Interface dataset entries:
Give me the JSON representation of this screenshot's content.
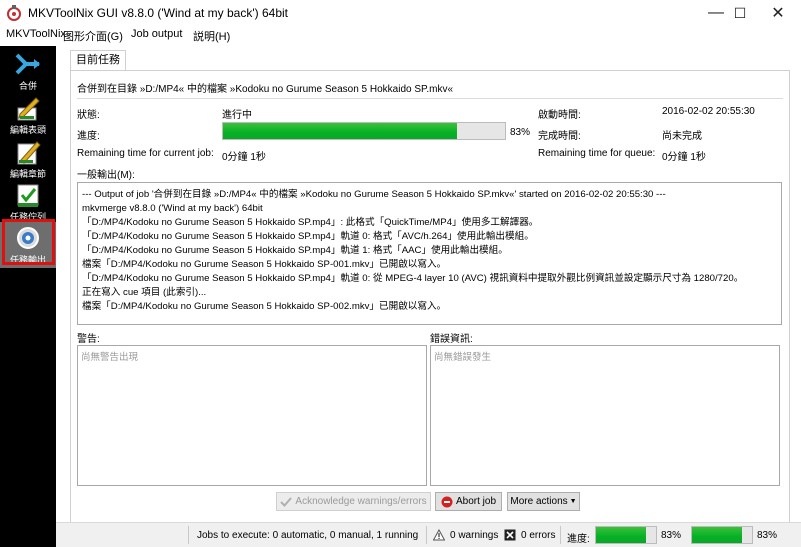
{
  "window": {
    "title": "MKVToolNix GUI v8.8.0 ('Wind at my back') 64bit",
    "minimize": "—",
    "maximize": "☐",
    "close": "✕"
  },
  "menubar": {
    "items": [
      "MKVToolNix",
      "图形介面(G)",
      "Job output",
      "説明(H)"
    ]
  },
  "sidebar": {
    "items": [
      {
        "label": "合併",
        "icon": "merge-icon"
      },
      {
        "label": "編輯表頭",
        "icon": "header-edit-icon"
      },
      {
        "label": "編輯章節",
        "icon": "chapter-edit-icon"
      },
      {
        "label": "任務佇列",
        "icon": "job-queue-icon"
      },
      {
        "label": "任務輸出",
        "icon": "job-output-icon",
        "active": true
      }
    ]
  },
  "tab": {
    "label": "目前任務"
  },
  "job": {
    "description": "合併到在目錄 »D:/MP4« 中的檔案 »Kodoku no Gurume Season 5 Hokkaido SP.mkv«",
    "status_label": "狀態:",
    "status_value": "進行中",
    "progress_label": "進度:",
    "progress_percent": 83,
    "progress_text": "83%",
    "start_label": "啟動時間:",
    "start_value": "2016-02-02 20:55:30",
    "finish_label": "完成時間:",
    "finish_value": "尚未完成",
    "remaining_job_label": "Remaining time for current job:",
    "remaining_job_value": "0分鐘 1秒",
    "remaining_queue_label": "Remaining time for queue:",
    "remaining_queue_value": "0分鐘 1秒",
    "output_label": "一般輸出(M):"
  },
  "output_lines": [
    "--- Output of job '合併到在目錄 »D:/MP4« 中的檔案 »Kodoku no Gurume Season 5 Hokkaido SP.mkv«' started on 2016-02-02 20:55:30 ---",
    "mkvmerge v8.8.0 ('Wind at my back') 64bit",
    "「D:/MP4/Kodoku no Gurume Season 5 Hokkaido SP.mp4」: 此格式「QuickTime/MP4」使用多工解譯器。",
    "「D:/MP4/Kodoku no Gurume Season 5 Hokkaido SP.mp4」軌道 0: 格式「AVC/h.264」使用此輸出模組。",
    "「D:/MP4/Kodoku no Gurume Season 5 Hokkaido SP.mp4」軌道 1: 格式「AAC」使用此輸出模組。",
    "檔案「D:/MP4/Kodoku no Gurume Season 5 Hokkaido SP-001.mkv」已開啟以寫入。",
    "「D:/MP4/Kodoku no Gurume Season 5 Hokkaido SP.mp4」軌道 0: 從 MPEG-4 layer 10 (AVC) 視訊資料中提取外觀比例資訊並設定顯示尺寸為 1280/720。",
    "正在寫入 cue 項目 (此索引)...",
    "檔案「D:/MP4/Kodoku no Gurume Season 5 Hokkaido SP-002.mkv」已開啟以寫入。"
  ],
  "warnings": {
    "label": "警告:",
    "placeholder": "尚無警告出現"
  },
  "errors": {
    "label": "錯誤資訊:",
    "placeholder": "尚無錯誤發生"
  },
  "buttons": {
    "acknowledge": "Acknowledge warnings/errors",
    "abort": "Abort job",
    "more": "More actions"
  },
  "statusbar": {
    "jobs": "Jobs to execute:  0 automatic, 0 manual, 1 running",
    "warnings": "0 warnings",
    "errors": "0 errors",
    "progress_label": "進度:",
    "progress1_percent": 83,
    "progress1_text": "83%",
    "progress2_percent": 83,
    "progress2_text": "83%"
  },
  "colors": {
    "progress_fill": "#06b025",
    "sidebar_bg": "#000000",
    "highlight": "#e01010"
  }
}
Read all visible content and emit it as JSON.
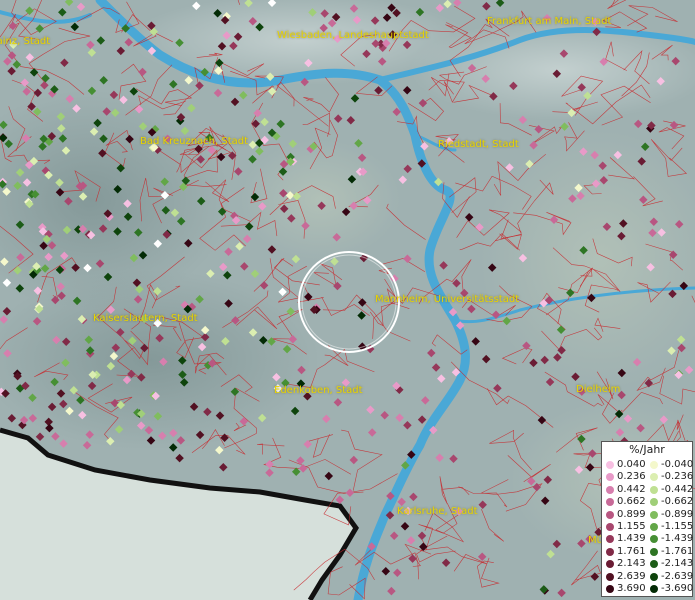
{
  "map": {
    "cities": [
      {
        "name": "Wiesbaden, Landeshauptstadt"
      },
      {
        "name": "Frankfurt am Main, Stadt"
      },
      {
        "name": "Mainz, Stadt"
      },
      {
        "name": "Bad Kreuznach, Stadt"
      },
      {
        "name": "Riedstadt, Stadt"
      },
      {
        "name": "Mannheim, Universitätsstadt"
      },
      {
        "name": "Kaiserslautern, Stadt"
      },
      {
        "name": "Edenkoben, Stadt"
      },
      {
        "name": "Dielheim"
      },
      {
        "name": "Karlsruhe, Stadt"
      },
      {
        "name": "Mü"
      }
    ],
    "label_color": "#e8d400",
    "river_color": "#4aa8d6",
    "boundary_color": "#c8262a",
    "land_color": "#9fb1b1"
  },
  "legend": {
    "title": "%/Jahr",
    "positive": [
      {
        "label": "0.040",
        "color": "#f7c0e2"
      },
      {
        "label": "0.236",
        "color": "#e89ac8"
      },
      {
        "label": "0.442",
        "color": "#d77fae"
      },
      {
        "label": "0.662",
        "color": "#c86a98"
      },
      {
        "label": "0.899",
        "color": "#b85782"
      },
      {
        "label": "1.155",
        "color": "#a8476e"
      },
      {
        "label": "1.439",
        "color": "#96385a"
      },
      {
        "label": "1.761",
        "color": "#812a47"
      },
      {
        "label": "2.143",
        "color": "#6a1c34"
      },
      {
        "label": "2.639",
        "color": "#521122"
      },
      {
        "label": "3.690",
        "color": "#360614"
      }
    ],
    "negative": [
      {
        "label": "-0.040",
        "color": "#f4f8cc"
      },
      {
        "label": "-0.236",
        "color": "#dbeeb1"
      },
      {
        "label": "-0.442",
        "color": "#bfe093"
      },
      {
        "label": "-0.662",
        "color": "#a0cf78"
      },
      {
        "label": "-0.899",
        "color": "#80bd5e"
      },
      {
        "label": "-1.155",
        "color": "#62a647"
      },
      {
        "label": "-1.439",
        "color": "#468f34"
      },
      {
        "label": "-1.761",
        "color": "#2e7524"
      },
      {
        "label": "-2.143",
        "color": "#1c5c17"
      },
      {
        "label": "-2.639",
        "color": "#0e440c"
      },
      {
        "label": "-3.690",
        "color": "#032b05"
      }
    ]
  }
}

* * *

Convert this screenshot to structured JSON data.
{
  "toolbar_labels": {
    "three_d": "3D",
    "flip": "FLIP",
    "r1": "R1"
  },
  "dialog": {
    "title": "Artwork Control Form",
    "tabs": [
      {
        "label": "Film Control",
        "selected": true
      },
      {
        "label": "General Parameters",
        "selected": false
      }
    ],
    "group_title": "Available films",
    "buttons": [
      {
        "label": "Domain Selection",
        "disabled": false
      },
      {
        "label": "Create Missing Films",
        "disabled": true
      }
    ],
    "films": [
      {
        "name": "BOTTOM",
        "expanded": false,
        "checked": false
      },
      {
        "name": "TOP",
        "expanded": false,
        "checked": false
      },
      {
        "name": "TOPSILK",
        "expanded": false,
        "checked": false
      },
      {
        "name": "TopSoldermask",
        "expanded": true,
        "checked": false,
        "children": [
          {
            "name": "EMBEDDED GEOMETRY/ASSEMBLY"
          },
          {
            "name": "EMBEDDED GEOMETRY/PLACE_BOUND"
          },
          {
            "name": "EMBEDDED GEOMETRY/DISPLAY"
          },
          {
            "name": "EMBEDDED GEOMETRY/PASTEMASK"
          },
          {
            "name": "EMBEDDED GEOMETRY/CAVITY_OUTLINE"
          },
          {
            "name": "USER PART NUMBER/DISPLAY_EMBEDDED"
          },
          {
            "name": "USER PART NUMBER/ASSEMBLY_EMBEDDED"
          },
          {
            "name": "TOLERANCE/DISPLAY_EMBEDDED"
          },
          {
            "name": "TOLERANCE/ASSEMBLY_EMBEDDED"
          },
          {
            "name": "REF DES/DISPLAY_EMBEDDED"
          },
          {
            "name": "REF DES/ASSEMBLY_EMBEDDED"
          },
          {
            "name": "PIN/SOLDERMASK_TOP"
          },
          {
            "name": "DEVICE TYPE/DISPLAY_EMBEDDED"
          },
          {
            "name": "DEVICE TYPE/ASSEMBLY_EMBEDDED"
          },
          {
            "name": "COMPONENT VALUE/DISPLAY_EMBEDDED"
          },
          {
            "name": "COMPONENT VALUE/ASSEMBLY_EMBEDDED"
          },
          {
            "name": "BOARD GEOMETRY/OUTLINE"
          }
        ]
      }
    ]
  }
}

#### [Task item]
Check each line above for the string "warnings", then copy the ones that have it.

#### [Answer]
  "warnings": {
    "acknowledge": "Acknowledge warnings/errors",
    "warnings": "0 warnings",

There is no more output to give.